EXERCISE BRIEF:
Please reproduce all of the data below exactly, leaving each picture out.

┄┄┄┄┄┄

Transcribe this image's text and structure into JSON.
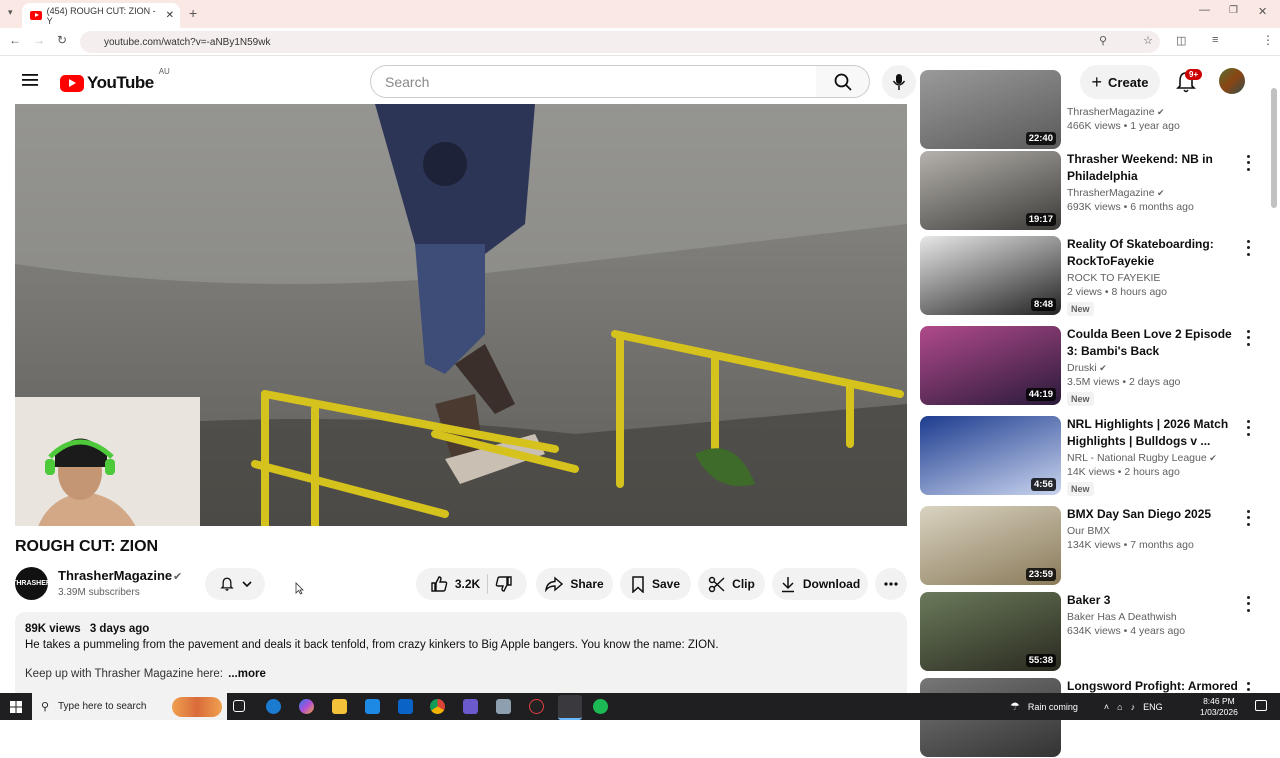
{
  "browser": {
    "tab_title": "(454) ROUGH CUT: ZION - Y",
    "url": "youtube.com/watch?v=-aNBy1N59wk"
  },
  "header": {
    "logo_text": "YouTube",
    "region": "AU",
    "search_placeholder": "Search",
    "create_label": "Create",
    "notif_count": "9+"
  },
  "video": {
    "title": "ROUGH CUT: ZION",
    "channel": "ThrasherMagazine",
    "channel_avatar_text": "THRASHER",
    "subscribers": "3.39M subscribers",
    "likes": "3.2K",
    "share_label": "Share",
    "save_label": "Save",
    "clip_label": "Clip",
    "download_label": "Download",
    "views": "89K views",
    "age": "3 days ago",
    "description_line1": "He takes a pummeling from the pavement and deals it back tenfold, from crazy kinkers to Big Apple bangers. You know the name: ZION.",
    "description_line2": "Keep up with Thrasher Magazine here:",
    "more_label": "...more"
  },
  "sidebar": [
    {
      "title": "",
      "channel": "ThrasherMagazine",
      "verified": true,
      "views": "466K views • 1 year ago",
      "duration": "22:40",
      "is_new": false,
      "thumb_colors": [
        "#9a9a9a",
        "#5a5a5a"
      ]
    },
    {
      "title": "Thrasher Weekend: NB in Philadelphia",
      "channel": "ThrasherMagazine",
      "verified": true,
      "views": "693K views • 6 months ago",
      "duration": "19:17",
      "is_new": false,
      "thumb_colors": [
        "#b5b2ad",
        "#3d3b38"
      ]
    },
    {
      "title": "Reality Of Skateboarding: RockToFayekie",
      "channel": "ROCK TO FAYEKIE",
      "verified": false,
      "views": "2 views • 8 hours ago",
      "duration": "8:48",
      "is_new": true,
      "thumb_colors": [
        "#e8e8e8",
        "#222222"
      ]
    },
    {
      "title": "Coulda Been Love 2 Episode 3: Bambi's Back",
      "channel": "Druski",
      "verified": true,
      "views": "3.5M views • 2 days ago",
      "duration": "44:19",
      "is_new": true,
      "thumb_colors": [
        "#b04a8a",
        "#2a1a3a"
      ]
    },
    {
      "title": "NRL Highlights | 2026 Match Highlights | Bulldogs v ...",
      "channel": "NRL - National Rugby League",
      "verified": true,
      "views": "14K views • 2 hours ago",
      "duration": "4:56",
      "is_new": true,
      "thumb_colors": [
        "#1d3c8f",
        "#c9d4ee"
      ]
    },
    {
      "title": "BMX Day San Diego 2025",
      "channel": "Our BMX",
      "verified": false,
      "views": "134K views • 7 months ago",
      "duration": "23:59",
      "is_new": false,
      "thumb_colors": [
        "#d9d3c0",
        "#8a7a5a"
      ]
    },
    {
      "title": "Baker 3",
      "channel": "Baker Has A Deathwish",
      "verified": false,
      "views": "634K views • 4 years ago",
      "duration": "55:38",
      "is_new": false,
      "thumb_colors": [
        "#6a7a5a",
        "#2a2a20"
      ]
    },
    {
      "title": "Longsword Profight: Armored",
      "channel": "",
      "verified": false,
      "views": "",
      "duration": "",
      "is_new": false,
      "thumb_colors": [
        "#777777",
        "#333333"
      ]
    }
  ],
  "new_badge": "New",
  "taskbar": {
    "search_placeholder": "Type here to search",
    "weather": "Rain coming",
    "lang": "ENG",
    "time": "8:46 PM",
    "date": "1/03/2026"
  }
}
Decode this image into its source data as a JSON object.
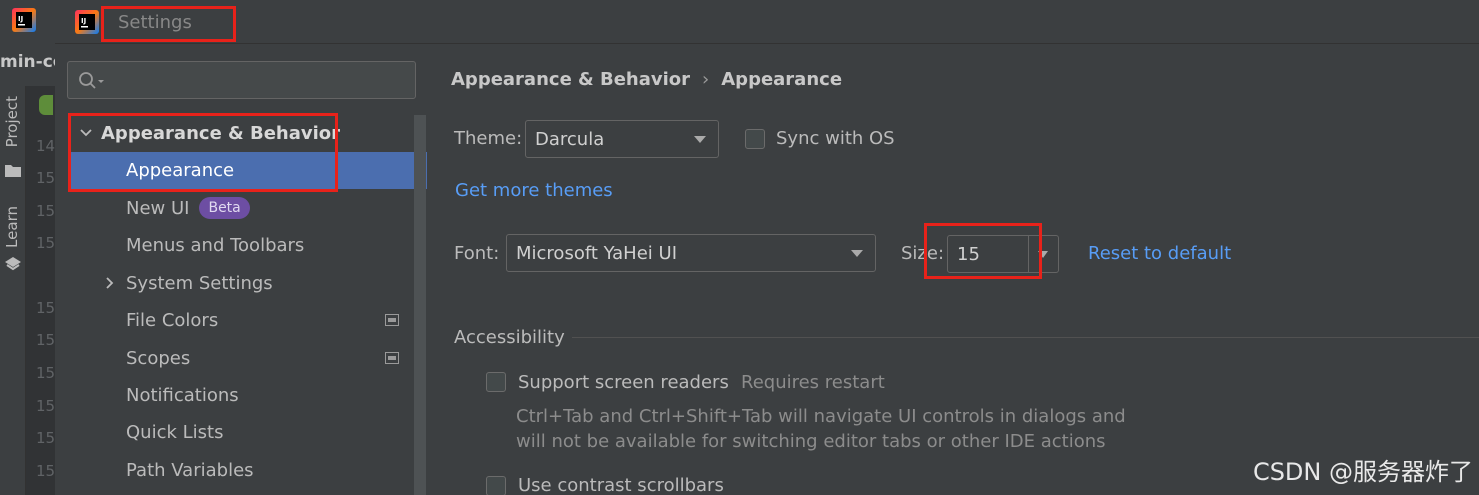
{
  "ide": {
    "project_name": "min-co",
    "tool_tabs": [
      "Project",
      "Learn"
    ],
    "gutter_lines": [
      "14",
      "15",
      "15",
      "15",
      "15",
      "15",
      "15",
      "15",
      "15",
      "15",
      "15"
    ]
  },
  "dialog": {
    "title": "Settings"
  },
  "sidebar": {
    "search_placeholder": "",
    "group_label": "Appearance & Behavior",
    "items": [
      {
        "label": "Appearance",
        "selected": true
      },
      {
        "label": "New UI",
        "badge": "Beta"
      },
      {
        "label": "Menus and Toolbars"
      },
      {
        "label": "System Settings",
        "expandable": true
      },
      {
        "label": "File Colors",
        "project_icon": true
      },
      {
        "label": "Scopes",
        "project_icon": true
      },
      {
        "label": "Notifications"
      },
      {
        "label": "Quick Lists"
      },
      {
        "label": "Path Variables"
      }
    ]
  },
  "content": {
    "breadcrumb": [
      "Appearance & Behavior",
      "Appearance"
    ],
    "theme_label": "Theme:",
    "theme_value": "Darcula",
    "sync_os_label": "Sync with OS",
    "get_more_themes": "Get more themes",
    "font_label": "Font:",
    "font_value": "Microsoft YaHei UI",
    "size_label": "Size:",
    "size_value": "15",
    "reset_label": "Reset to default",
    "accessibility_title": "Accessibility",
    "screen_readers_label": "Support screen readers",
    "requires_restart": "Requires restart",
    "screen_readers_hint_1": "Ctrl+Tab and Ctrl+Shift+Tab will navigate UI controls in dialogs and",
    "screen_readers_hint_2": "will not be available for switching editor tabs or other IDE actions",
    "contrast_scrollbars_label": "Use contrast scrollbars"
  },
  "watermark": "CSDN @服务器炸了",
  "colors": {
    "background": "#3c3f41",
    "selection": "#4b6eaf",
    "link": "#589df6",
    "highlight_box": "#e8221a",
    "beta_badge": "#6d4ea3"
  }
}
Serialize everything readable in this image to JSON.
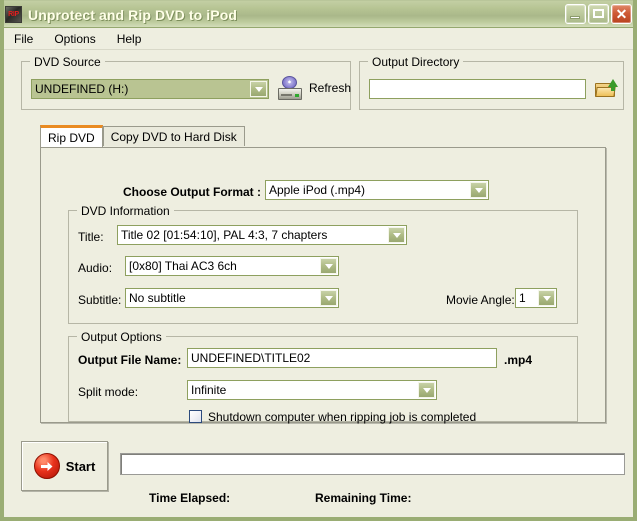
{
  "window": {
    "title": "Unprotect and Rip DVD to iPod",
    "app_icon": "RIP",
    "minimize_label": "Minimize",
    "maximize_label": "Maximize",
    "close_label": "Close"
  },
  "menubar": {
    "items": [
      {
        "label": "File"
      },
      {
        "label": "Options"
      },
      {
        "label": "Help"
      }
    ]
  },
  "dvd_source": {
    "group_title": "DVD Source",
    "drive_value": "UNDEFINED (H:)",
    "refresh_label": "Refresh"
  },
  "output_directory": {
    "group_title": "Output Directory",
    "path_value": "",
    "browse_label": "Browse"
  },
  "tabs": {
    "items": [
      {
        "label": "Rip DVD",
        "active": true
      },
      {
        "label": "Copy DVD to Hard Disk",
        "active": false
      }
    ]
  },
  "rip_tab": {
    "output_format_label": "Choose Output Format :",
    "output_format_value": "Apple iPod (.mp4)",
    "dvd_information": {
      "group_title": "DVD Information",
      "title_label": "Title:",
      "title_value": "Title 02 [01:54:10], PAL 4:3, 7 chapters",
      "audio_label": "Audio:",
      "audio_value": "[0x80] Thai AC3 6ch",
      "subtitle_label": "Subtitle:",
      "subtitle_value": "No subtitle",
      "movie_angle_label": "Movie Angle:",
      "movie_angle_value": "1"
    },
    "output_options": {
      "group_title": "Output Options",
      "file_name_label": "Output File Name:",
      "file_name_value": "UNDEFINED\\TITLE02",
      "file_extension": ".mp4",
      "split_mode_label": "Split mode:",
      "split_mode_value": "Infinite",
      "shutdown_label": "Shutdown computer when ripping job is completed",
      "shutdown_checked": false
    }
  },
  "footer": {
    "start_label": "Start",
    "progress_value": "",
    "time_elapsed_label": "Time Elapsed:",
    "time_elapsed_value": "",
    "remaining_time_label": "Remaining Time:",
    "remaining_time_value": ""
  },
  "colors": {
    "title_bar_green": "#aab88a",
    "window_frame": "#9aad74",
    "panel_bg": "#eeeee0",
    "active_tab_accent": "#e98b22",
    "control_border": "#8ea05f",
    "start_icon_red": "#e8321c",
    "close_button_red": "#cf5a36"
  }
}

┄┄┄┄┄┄

RESPONSE:
Transcribe this image's text and structure into JSON.
{
  "browser": {
    "tab_title": "(454) ROUGH CUT: ZION - Y",
    "url": "youtube.com/watch?v=-aNBy1N59wk"
  },
  "header": {
    "logo_text": "YouTube",
    "region": "AU",
    "search_placeholder": "Search",
    "create_label": "Create",
    "notif_count": "9+"
  },
  "video": {
    "title": "ROUGH CUT: ZION",
    "channel": "ThrasherMagazine",
    "channel_avatar_text": "THRASHER",
    "subscribers": "3.39M subscribers",
    "likes": "3.2K",
    "share_label": "Share",
    "save_label": "Save",
    "clip_label": "Clip",
    "download_label": "Download",
    "views": "89K views",
    "age": "3 days ago",
    "description_line1": "He takes a pummeling from the pavement and deals it back tenfold, from crazy kinkers to Big Apple bangers. You know the name: ZION.",
    "description_line2": "Keep up with Thrasher Magazine here:",
    "more_label": "...more"
  },
  "sidebar": [
    {
      "title": "",
      "channel": "ThrasherMagazine",
      "verified": true,
      "views": "466K views • 1 year ago",
      "duration": "22:40",
      "is_new": false,
      "thumb_colors": [
        "#9a9a9a",
        "#5a5a5a"
      ]
    },
    {
      "title": "Thrasher Weekend: NB in Philadelphia",
      "channel": "ThrasherMagazine",
      "verified": true,
      "views": "693K views • 6 months ago",
      "duration": "19:17",
      "is_new": false,
      "thumb_colors": [
        "#b5b2ad",
        "#3d3b38"
      ]
    },
    {
      "title": "Reality Of Skateboarding: RockToFayekie",
      "channel": "ROCK TO FAYEKIE",
      "verified": false,
      "views": "2 views • 8 hours ago",
      "duration": "8:48",
      "is_new": true,
      "thumb_colors": [
        "#e8e8e8",
        "#222222"
      ]
    },
    {
      "title": "Coulda Been Love 2 Episode 3: Bambi's Back",
      "channel": "Druski",
      "verified": true,
      "views": "3.5M views • 2 days ago",
      "duration": "44:19",
      "is_new": true,
      "thumb_colors": [
        "#b04a8a",
        "#2a1a3a"
      ]
    },
    {
      "title": "NRL Highlights | 2026 Match Highlights | Bulldogs v ...",
      "channel": "NRL - National Rugby League",
      "verified": true,
      "views": "14K views • 2 hours ago",
      "duration": "4:56",
      "is_new": true,
      "thumb_colors": [
        "#1d3c8f",
        "#c9d4ee"
      ]
    },
    {
      "title": "BMX Day San Diego 2025",
      "channel": "Our BMX",
      "verified": false,
      "views": "134K views • 7 months ago",
      "duration": "23:59",
      "is_new": false,
      "thumb_colors": [
        "#d9d3c0",
        "#8a7a5a"
      ]
    },
    {
      "title": "Baker 3",
      "channel": "Baker Has A Deathwish",
      "verified": false,
      "views": "634K views • 4 years ago",
      "duration": "55:38",
      "is_new": false,
      "thumb_colors": [
        "#6a7a5a",
        "#2a2a20"
      ]
    },
    {
      "title": "Longsword Profight: Armored",
      "channel": "",
      "verified": false,
      "views": "",
      "duration": "",
      "is_new": false,
      "thumb_colors": [
        "#777777",
        "#333333"
      ]
    }
  ],
  "new_badge": "New",
  "taskbar": {
    "search_placeholder": "Type here to search",
    "weather": "Rain coming",
    "lang": "ENG",
    "time": "8:46 PM",
    "date": "1/03/2026"
  }
}
Decode this image into its source data as a JSON object.
{
  "ide": {
    "project_name": "min-co",
    "tool_tabs": [
      "Project",
      "Learn"
    ],
    "gutter_lines": [
      "14",
      "15",
      "15",
      "15",
      "15",
      "15",
      "15",
      "15",
      "15",
      "15",
      "15"
    ]
  },
  "dialog": {
    "title": "Settings"
  },
  "sidebar": {
    "search_placeholder": "",
    "group_label": "Appearance & Behavior",
    "items": [
      {
        "label": "Appearance",
        "selected": true
      },
      {
        "label": "New UI",
        "badge": "Beta"
      },
      {
        "label": "Menus and Toolbars"
      },
      {
        "label": "System Settings",
        "expandable": true
      },
      {
        "label": "File Colors",
        "project_icon": true
      },
      {
        "label": "Scopes",
        "project_icon": true
      },
      {
        "label": "Notifications"
      },
      {
        "label": "Quick Lists"
      },
      {
        "label": "Path Variables"
      }
    ]
  },
  "content": {
    "breadcrumb": [
      "Appearance & Behavior",
      "Appearance"
    ],
    "theme_label": "Theme:",
    "theme_value": "Darcula",
    "sync_os_label": "Sync with OS",
    "get_more_themes": "Get more themes",
    "font_label": "Font:",
    "font_value": "Microsoft YaHei UI",
    "size_label": "Size:",
    "size_value": "15",
    "reset_label": "Reset to default",
    "accessibility_title": "Accessibility",
    "screen_readers_label": "Support screen readers",
    "requires_restart": "Requires restart",
    "screen_readers_hint_1": "Ctrl+Tab and Ctrl+Shift+Tab will navigate UI controls in dialogs and",
    "screen_readers_hint_2": "will not be available for switching editor tabs or other IDE actions",
    "contrast_scrollbars_label": "Use contrast scrollbars"
  },
  "watermark": "CSDN @服务器炸了",
  "colors": {
    "background": "#3c3f41",
    "selection": "#4b6eaf",
    "link": "#589df6",
    "highlight_box": "#e8221a",
    "beta_badge": "#6d4ea3"
  }
}
Serialize everything readable in this image to JSON.
{
  "window": {
    "title": "Unprotect and Rip DVD to iPod",
    "app_icon": "RIP",
    "minimize_label": "Minimize",
    "maximize_label": "Maximize",
    "close_label": "Close"
  },
  "menubar": {
    "items": [
      {
        "label": "File"
      },
      {
        "label": "Options"
      },
      {
        "label": "Help"
      }
    ]
  },
  "dvd_source": {
    "group_title": "DVD Source",
    "drive_value": "UNDEFINED (H:)",
    "refresh_label": "Refresh"
  },
  "output_directory": {
    "group_title": "Output Directory",
    "path_value": "",
    "browse_label": "Browse"
  },
  "tabs": {
    "items": [
      {
        "label": "Rip DVD",
        "active": true
      },
      {
        "label": "Copy DVD to Hard Disk",
        "active": false
      }
    ]
  },
  "rip_tab": {
    "output_format_label": "Choose Output Format :",
    "output_format_value": "Apple iPod (.mp4)",
    "dvd_information": {
      "group_title": "DVD Information",
      "title_label": "Title:",
      "title_value": "Title 02 [01:54:10], PAL 4:3, 7 chapters",
      "audio_label": "Audio:",
      "audio_value": "[0x80] Thai AC3 6ch",
      "subtitle_label": "Subtitle:",
      "subtitle_value": "No subtitle",
      "movie_angle_label": "Movie Angle:",
      "movie_angle_value": "1"
    },
    "output_options": {
      "group_title": "Output Options",
      "file_name_label": "Output File Name:",
      "file_name_value": "UNDEFINED\\TITLE02",
      "file_extension": ".mp4",
      "split_mode_label": "Split mode:",
      "split_mode_value": "Infinite",
      "shutdown_label": "Shutdown computer when ripping job is completed",
      "shutdown_checked": false
    }
  },
  "footer": {
    "start_label": "Start",
    "progress_value": "",
    "time_elapsed_label": "Time Elapsed:",
    "time_elapsed_value": "",
    "remaining_time_label": "Remaining Time:",
    "remaining_time_value": ""
  },
  "colors": {
    "title_bar_green": "#aab88a",
    "window_frame": "#9aad74",
    "panel_bg": "#eeeee0",
    "active_tab_accent": "#e98b22",
    "control_border": "#8ea05f",
    "start_icon_red": "#e8321c",
    "close_button_red": "#cf5a36"
  }
}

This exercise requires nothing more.